_Problem requirements:_ Each record is to be copied exactly, with its pictures left behind.

_Data:_
┄┄┄┄┄┄┄┄┄┄┄┄┄┄┄┄┄┄┄┄

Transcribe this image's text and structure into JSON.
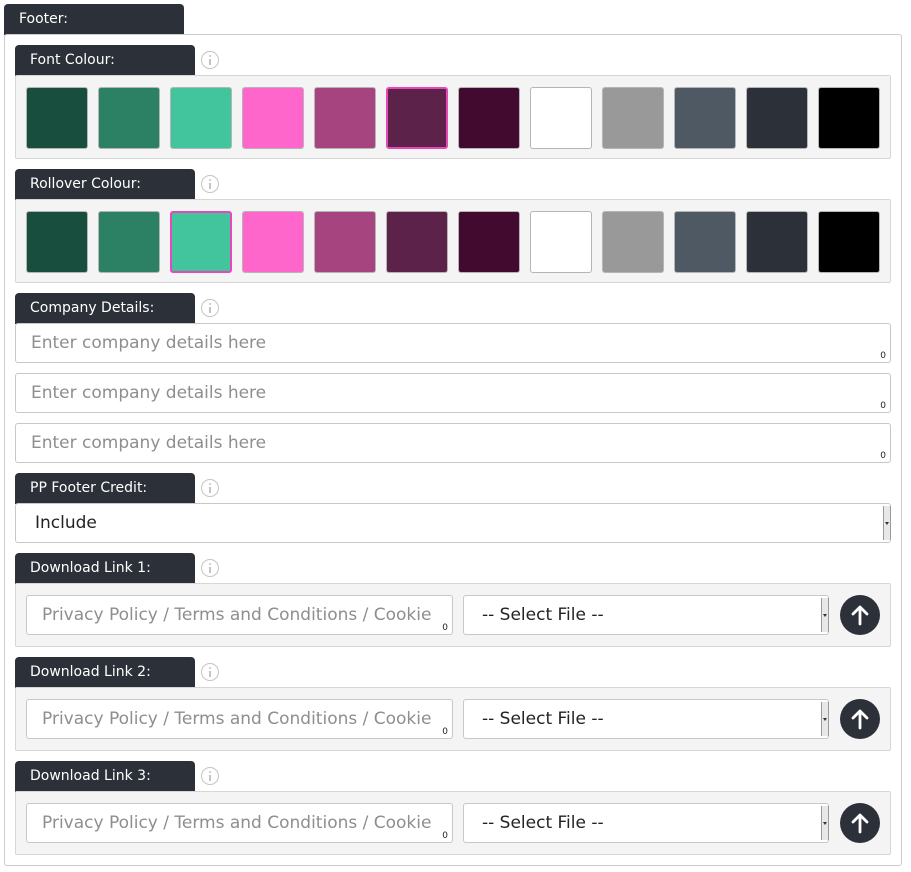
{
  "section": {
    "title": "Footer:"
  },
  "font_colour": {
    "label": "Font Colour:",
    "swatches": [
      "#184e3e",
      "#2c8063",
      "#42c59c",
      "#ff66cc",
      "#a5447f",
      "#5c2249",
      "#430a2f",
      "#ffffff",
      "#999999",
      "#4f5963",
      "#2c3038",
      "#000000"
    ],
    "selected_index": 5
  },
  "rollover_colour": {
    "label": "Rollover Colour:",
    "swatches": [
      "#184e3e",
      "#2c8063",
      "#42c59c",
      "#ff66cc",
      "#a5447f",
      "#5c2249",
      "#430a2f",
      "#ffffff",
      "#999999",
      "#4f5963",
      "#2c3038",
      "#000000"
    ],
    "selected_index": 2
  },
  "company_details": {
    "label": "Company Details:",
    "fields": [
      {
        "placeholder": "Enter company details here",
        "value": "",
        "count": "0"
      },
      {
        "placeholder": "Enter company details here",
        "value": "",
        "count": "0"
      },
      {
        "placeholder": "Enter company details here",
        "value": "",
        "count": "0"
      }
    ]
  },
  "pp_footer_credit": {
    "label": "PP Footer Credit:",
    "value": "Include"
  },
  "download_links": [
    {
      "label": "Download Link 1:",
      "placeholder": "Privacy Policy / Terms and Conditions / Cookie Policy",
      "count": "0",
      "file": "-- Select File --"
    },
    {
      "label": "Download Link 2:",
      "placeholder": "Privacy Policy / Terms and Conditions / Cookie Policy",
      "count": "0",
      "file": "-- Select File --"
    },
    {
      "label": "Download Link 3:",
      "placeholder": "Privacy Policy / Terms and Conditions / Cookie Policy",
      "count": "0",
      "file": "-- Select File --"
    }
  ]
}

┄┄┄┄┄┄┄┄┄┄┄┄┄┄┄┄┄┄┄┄

_Answer to this problem:_
Transcribe this image's text and structure into JSON.
{
  "section": {
    "title": "Footer:"
  },
  "font_colour": {
    "label": "Font Colour:",
    "swatches": [
      "#184e3e",
      "#2c8063",
      "#42c59c",
      "#ff66cc",
      "#a5447f",
      "#5c2249",
      "#430a2f",
      "#ffffff",
      "#999999",
      "#4f5963",
      "#2c3038",
      "#000000"
    ],
    "selected_index": 5
  },
  "rollover_colour": {
    "label": "Rollover Colour:",
    "swatches": [
      "#184e3e",
      "#2c8063",
      "#42c59c",
      "#ff66cc",
      "#a5447f",
      "#5c2249",
      "#430a2f",
      "#ffffff",
      "#999999",
      "#4f5963",
      "#2c3038",
      "#000000"
    ],
    "selected_index": 2
  },
  "company_details": {
    "label": "Company Details:",
    "fields": [
      {
        "placeholder": "Enter company details here",
        "value": "",
        "count": "0"
      },
      {
        "placeholder": "Enter company details here",
        "value": "",
        "count": "0"
      },
      {
        "placeholder": "Enter company details here",
        "value": "",
        "count": "0"
      }
    ]
  },
  "pp_footer_credit": {
    "label": "PP Footer Credit:",
    "value": "Include"
  },
  "download_links": [
    {
      "label": "Download Link 1:",
      "placeholder": "Privacy Policy / Terms and Conditions / Cookie Policy",
      "count": "0",
      "file": "-- Select File --"
    },
    {
      "label": "Download Link 2:",
      "placeholder": "Privacy Policy / Terms and Conditions / Cookie Policy",
      "count": "0",
      "file": "-- Select File --"
    },
    {
      "label": "Download Link 3:",
      "placeholder": "Privacy Policy / Terms and Conditions / Cookie Policy",
      "count": "0",
      "file": "-- Select File --"
    }
  ]
}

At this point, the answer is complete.